According to a report in The New York Times this week, the presence of Russian spy ships near important trans-Atlantic data cables is causing consternation among American military and intelligence officials. What, if anything, are the Russians planning to do ? Are they trying to see how easily they could cut the cables if war broke out ?
All anybody knows for sure is that the game theory that we used to plot out provocations and responses during the Cold War is obsolete in a digital age.
On the one hand, concerns about acts of digital sabotage in wartime are silly. If war broke out between the United States and Russia, we’d have much bigger problems on our hands than spotty connectivity over the Internet. Sure, it would put a serious dent in Internet-based communications, international banking and a host of other rather essential digital traffic. But unless an enemy shot our satellites out of the sky, the military could maintain basic command and control without the Internet.

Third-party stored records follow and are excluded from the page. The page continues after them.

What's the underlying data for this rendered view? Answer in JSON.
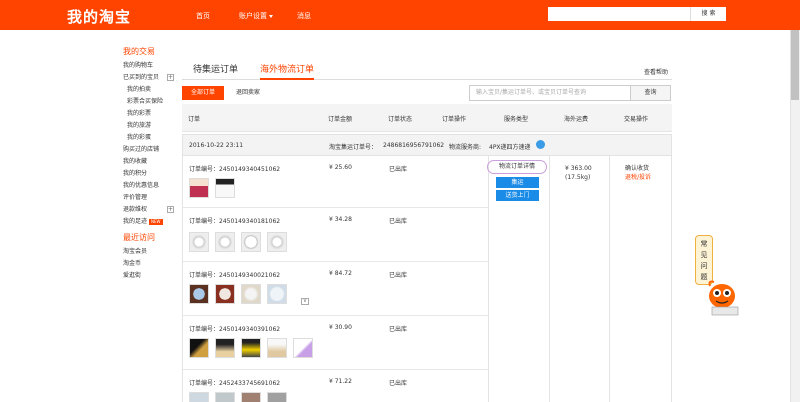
{
  "header": {
    "logo": "我的淘宝",
    "nav": [
      "首页",
      "账户设置",
      "消息"
    ],
    "search_button": "搜 索"
  },
  "sidebar": {
    "section1": "我的交易",
    "items": [
      {
        "label": "我的购物车",
        "sub": false
      },
      {
        "label": "已买到的宝贝",
        "sub": false,
        "plus": true
      },
      {
        "label": "我的拍卖",
        "sub": true
      },
      {
        "label": "彩票合买保险",
        "sub": true
      },
      {
        "label": "我的彩票",
        "sub": true
      },
      {
        "label": "我的旅游",
        "sub": true
      },
      {
        "label": "我的彩蛋",
        "sub": true
      },
      {
        "label": "购买过的店铺",
        "sub": false
      },
      {
        "label": "我的收藏",
        "sub": false
      },
      {
        "label": "我的积分",
        "sub": false
      },
      {
        "label": "我的优惠信息",
        "sub": false
      },
      {
        "label": "评价管理",
        "sub": false
      },
      {
        "label": "退款维权",
        "sub": false,
        "plus": true
      },
      {
        "label": "我的足迹",
        "sub": false,
        "new": true
      }
    ],
    "new_badge": "NEW",
    "section2": "最近访问",
    "recent": [
      "淘宝会员",
      "淘金币",
      "爱逛街"
    ]
  },
  "tabs": [
    "待集运订单",
    "海外物流订单"
  ],
  "help_link": "查看帮助",
  "filters": {
    "all": "全部订单",
    "return": "退回卖家"
  },
  "order_search": {
    "placeholder": "输入宝贝/集运订单号、或宝贝订单号查询",
    "button": "查询"
  },
  "columns": [
    "订单",
    "订单金额",
    "订单状态",
    "订单操作",
    "服务类型",
    "海外运费",
    "交易操作"
  ],
  "group": {
    "date": "2016-10-22 23:11",
    "consolidation_label": "淘宝集运订单号：",
    "consolidation_no": "2486816956791062",
    "provider_label": "物流服务商:",
    "provider": "4PX递四方速递"
  },
  "orders": [
    {
      "no": "订单编号：2450149340451062",
      "price": "¥ 25.60",
      "status": "已出库"
    },
    {
      "no": "订单编号：2450149340181062",
      "price": "¥ 34.28",
      "status": "已出库"
    },
    {
      "no": "订单编号：2450149340021062",
      "price": "¥ 84.72",
      "status": "已出库"
    },
    {
      "no": "订单编号：2450149340391062",
      "price": "¥ 30.90",
      "status": "已出库"
    },
    {
      "no": "订单编号：2452433745691062",
      "price": "¥ 71.22",
      "status": "已出库"
    }
  ],
  "service": {
    "detail": "物流订单详情",
    "btn1": "集运",
    "btn2": "送货上门"
  },
  "fee": {
    "amount": "¥ 363.00",
    "weight": "(17.5kg)"
  },
  "deal": {
    "confirm": "确认收货",
    "refund": "退税/投诉"
  },
  "help_widget": [
    "常",
    "见",
    "问",
    "题"
  ]
}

On the other hand, the genuine threat here is that the Internet offers a new way for superpowers to, in theory, wage war without blowing up the whole planet. Tactically, an offensive against a Western data pipeline would be more like an extreme embargo. It would be nasty and debilitating, but it doesn’t necessarily call for nuclear retaliation.